It’s a compelling and appealing argument. But it’s also becoming less true by the year. Bloomberg BNA has released a new report demonstrating that the wage gap is growing smaller—and mainly because union wages are declining.
The drops aren’t staggering, but they’re definitely noticeable. As BNA noted:
[E]ven though union members earned about $1.21 for every dollar earned by nonunion workers in 2012, their mean hourly wage fell for the second year in a row—only the fourth back-to-back decline in the past 30 years. Nonunion workers, on the other hand, saw their wages in 2012 grow for the first time in four years.
These changes are close to historic levels, as they have “ narrow[ed] the gap between union and nonunion pay to its third-lowest point (79.1 percent) since the Data Book started keeping track in 1973.”
Nowhere are these seismic shifts more apparent than in the private sector. For the second time in the last decade, the ratio between union and nonunion pay is higher in the public sector than in the private sector—$1.18 on the dollar to $1.17, respectively. This is a dramatic drop since the 1980s, when “the ratio used to be as high as $1.35 in the 1980s.”
Some industries have even seen nonunion pay exceed union pay. Consider the case of manufacturing where “union members earned just 96 cents for every dollar earned by nonunion workers.”
Oh, and one other thing: None of these numbers factor in union dues. Once those are accounted for, the wage differential grows smaller still. Ouch.
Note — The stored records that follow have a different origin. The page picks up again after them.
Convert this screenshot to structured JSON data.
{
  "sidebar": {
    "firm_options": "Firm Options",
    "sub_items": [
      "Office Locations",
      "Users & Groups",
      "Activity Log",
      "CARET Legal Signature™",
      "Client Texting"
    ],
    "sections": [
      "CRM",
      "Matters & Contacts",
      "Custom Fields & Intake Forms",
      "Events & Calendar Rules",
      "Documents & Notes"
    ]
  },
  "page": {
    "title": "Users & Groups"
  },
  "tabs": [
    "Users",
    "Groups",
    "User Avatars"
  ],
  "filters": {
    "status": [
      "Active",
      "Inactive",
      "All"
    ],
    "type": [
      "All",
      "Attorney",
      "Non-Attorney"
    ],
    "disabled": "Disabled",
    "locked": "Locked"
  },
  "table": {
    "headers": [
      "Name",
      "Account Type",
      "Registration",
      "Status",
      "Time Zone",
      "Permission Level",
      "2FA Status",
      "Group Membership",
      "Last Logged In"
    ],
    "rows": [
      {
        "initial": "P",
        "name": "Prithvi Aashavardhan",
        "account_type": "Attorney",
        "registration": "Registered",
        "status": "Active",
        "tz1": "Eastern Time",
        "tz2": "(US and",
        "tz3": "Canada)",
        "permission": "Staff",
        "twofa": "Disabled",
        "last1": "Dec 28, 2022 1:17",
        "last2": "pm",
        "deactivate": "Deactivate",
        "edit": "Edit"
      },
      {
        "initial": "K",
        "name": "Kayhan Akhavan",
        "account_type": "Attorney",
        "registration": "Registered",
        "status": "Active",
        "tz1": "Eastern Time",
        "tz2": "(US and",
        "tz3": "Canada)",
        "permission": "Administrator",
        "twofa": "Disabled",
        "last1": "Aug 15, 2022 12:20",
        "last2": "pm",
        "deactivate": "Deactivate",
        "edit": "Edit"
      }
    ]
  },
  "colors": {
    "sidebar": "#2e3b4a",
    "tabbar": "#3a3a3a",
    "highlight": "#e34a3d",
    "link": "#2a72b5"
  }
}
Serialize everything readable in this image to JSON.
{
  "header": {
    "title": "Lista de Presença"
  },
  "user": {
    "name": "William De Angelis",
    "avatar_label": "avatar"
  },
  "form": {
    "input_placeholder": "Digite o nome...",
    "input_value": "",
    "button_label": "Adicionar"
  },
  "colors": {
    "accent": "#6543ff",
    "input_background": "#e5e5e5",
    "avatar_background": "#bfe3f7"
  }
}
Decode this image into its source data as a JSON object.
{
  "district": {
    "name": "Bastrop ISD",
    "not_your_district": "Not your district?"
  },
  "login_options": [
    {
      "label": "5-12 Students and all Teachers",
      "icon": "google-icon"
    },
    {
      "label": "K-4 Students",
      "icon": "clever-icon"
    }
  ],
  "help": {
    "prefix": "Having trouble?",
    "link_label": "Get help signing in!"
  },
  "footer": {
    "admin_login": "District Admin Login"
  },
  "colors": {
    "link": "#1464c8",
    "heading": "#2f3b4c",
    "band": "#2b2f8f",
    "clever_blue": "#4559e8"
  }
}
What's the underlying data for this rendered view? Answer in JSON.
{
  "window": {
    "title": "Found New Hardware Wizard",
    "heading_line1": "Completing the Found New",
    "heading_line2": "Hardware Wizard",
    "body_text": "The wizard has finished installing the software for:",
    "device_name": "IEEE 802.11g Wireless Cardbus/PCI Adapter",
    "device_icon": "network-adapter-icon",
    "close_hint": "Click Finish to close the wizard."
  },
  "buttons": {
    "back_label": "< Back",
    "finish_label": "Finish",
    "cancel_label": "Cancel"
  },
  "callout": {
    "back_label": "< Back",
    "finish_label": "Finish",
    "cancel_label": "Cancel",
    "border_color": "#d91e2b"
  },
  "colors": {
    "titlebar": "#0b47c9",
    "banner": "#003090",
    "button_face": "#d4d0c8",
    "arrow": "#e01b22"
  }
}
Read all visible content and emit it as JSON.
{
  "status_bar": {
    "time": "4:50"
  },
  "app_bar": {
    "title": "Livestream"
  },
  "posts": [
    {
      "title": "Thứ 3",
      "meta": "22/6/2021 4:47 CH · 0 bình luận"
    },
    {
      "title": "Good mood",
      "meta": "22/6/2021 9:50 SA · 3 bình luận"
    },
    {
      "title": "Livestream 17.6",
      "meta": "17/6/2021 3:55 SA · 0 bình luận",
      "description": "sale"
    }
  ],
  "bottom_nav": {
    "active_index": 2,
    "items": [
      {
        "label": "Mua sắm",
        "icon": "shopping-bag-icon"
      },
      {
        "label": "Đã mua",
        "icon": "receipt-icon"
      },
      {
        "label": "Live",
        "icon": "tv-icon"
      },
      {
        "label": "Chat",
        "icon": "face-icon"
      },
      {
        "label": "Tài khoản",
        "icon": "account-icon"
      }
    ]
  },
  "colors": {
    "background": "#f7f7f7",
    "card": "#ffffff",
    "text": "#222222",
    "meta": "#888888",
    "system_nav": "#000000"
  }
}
All told, these changes point to something that many union members have known for years: Union officials are no longer serving the best interest of their members. Instead of prioritizing workers’ welfare, they’ve become distracted by the billions they spend on political campaigns, the size of their own paychecks, and other peripheral issues—none of which help the people they claim to represent.